Watch a 20mm Lahti anti-tank rifle rip through steel plates
The Lahti anti-tank rifle looks a little unusual, showing a pair of skis on the front. But then again, it does come from Finland.
According to Modernfirearms.net, the Lahti L-39, also known as the Norsupyssy — or "elephant gun" — fired a 20x138mm round and had a 10-shot clip. While not effective against the most modern tanks, like the Russian T-34, the rifle proved to be useful against bunkers and other material targets. One variant was a full-auto version used as an anti-aircraft gun.
Lahti L-39 anti-tank rifle. (Photo from Wikimedia Commons)
Don't laugh. According to the 25th Infantry Division Association's website, American personnel used the Browning Automatic Rifle — or BAR — against the Japanese planes during the attack on Pearl Harbor.
This semi-auto rifle was kept in Finnish military stocks until the 1980s, when many were scrapped. This makes the M107 Barrett used by the United States military look like a mousegun.
A number of these rifles, though, were declared surplus and sold in the United States in the early 1960s. The Gun Control Act of 1968, though, placed these rifles under some very heavy controls — even though none were ever used in crimes.
A Lahti L-39 anti-tank rifle used during World War II. (Photo from Wikimedia Commons)
In this video, the punch this rifle packed is very apparent.

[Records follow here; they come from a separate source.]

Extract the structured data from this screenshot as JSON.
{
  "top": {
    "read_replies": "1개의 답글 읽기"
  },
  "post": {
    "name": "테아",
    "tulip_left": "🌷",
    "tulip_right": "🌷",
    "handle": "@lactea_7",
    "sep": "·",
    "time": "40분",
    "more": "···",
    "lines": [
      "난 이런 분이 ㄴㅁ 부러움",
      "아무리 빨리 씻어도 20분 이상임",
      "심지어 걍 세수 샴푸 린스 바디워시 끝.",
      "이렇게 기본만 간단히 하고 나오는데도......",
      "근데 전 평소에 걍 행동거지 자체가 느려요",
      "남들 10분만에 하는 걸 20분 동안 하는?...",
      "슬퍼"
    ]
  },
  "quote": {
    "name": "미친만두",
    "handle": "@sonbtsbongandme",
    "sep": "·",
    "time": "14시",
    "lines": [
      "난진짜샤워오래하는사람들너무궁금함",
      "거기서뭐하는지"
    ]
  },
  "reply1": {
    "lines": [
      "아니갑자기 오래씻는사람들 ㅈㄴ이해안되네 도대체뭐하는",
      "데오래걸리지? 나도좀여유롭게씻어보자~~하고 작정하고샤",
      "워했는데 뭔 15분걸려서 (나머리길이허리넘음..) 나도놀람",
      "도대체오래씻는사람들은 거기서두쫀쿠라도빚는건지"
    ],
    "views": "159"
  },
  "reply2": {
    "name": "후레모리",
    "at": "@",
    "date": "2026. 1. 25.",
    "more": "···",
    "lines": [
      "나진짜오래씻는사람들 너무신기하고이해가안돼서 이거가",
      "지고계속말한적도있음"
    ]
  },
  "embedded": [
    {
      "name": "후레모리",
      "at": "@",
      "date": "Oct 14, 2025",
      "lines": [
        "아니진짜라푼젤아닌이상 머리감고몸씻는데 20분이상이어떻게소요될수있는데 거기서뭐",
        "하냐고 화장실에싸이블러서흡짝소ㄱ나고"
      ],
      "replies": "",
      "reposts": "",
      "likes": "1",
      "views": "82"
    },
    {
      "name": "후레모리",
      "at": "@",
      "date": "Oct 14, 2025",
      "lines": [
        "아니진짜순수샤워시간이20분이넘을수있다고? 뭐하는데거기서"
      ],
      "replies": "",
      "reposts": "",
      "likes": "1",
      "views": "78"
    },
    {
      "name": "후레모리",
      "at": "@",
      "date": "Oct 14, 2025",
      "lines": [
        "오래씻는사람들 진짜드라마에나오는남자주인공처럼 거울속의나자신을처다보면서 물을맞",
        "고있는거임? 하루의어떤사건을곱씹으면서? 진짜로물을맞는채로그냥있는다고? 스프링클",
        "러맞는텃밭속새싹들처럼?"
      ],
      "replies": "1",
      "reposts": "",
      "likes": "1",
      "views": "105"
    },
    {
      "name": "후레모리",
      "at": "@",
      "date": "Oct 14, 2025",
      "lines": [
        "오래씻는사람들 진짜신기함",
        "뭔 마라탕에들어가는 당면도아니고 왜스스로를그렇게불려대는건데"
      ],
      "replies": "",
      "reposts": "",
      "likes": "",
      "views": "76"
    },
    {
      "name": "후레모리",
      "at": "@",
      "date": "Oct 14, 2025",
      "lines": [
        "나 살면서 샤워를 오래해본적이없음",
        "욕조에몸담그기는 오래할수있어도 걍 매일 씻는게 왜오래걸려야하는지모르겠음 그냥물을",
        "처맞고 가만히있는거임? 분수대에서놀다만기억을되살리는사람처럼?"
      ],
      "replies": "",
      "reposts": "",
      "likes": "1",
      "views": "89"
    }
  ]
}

The people who set up the test put up 16 quarter-inch steel plates. You can see what that shell does to the plates in this GIF.
For a real in-depth look at this awesome gun — and the way they set up this firepower demonstration — look at the whole video below: